A national abortion-rights group is organizing in Tennessee and making U.S. Rep. Marsha Blackburn a special target in the process, reports Michael Collins.
NARAL Pro-Choice America has dispatched a group of activists to Tennessee to help organize a network of supporters who will push to expand access to reproductive rights and abortion services in the state. The network also could be tapped to work to defeat political candidates who oppose abortion.
The program, called Tennessee Total Access, could eventually expand to other red states, said James Owens, NARAL’s states communications director.
“This is a very targeted effort to go into places like Tennessee that have not traditionally been hotbeds of pro-choice sentiment,” Owens said.
The activists have been on the ground in Tennessee since June. They have been going door to door to sign up new NARAL members, buying ads and billboards to spread the abortion-rights message and attending concerts, fairs, festivals and other cultural events to reach other people who favor reproductive rights.
Though the campaign is statewide, most of its resources are focused on Nashville, Memphis, Knoxville, Chattanooga, Clarksville and Murfreesboro.
…Blackburn, the Brentwood Republican targeted by NARAL in Tennessee, is one of the most outspoken abortion opponents in Congress and chairwoman of a special House panel investigating the practices of abortion providers. The 14-member panel was formed after undercover videos surfaced showing Planned Parenthood officials discussing the sale of tissues and organs from aborted fetuses. A number of state investigations have cleared Planned Parenthood of any wrongdoing.
Critics accuse Blackburn of using the panel to smear Planned Parenthood and to unfairly target researchers, medical supply companies and others involved in fetal tissue research.
NARAL is paying for anti-Blackburn digital ads and for a traveling billboard that says she doesn’t share the priorities of Tennessee families. The plan is to eventually park the billboard outside her office, Owens said.
Blackburn is heavily favored to win an eighth term in November. But Owens said her anti-abortion work is not just a matter of interest to Tennessee voters.
“It’s an issue of whether or not one anti-choice ideology can rightfully be imposed on the entire country,” he said. “She has made a very conscientious effort somewhere along the line not only to push this agenda that’s out of the mainstream, but to be the leader on it. We are holding her accountable and lifting her actions up so she can’t hide them.”
Blackburn branded the activists “anti-life extremists” but predicted they will find Tennesseans “some of the most welcoming, warm and friendly people on the face of the earth.”
“They will soon learn that these Tennesseans are individuals who value life and work to protect life at all stages,” she said.
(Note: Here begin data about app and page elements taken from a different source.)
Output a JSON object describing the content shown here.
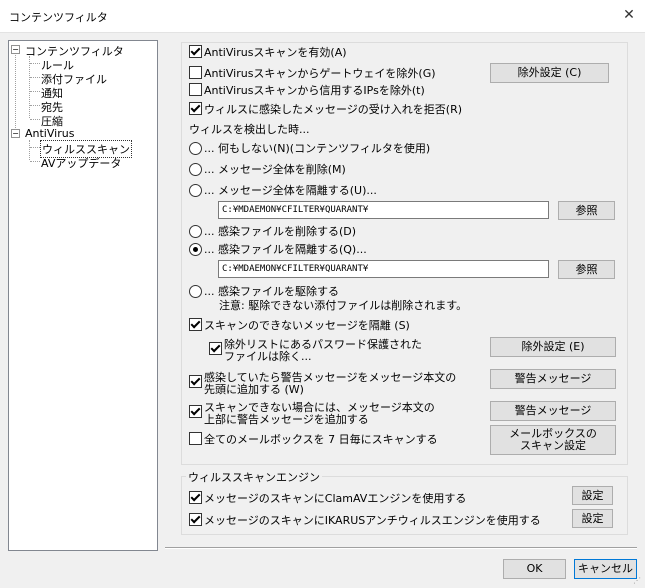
{
  "window": {
    "title": "コンテンツフィルタ"
  },
  "tree": {
    "root1": "コンテンツフィルタ",
    "root1_children": [
      "ルール",
      "添付ファイル",
      "通知",
      "宛先",
      "圧縮"
    ],
    "root2": "AntiVirus",
    "root2_children": [
      "ウィルススキャン",
      "AVアップデータ"
    ]
  },
  "antivirus": {
    "enable": {
      "label": "AntiVirusスキャンを有効(A)",
      "checked": true
    },
    "exclude_gateway": {
      "label": "AntiVirusスキャンからゲートウェイを除外(G)",
      "checked": false
    },
    "exclude_ips": {
      "label": "AntiVirusスキャンから信用するIPsを除外(t)",
      "checked": false
    },
    "reject_infected": {
      "label": "ウィルスに感染したメッセージの受け入れを拒否(R)",
      "checked": true
    },
    "exclusion_button": "除外設定 (C)",
    "on_detect_heading": "ウィルスを検出した時...",
    "options": [
      {
        "label": "... 何もしない(N)(コンテンツフィルタを使用)",
        "checked": false
      },
      {
        "label": "... メッセージ全体を削除(M)",
        "checked": false
      },
      {
        "label": "... メッセージ全体を隔離する(U)...",
        "checked": false
      },
      {
        "label": "... 感染ファイルを削除する(D)",
        "checked": false
      },
      {
        "label": "... 感染ファイルを隔離する(Q)...",
        "checked": true
      },
      {
        "label": "... 感染ファイルを駆除する",
        "checked": false
      }
    ],
    "quarantine_path_1": "C:¥MDAEMON¥CFILTER¥QUARANT¥",
    "quarantine_path_2": "C:¥MDAEMON¥CFILTER¥QUARANT¥",
    "browse_label": "参照",
    "clean_note": "注意: 駆除できない添付ファイルは削除されます。",
    "quarantine_unscannable": {
      "label": "スキャンのできないメッセージを隔離 (S)",
      "checked": true
    },
    "exclude_password": {
      "label_line1": "除外リストにあるパスワード保護された",
      "label_line2": "ファイルは除く...",
      "checked": true
    },
    "exclusion_button_e": "除外設定 (E)",
    "add_warning": {
      "label_line1": "感染していたら警告メッセージをメッセージ本文の",
      "label_line2": "先頭に追加する (W)",
      "checked": true
    },
    "warning_button": "警告メッセージ",
    "unscannable_warning": {
      "label_line1": "スキャンできない場合には、メッセージ本文の",
      "label_line2": "上部に警告メッセージを追加する",
      "checked": true
    },
    "scan_all_mailboxes": {
      "label": "全てのメールボックスを 7 日毎にスキャンする",
      "checked": false
    },
    "mailbox_scan_button_line1": "メールボックスの",
    "mailbox_scan_button_line2": "スキャン設定"
  },
  "engines": {
    "title": "ウィルススキャンエンジン",
    "clamav": {
      "label": "メッセージのスキャンにClamAVエンジンを使用する",
      "checked": true
    },
    "ikarus": {
      "label": "メッセージのスキャンにIKARUSアンチウィルスエンジンを使用する",
      "checked": true
    },
    "settings_label": "設定"
  },
  "footer": {
    "ok": "OK",
    "cancel": "キャンセル"
  }
}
As for NARAL’s opposition to the special panel’s investigation, “I would hope they will change their position and work with me to protect expectant mothers and unborn babies,” she said.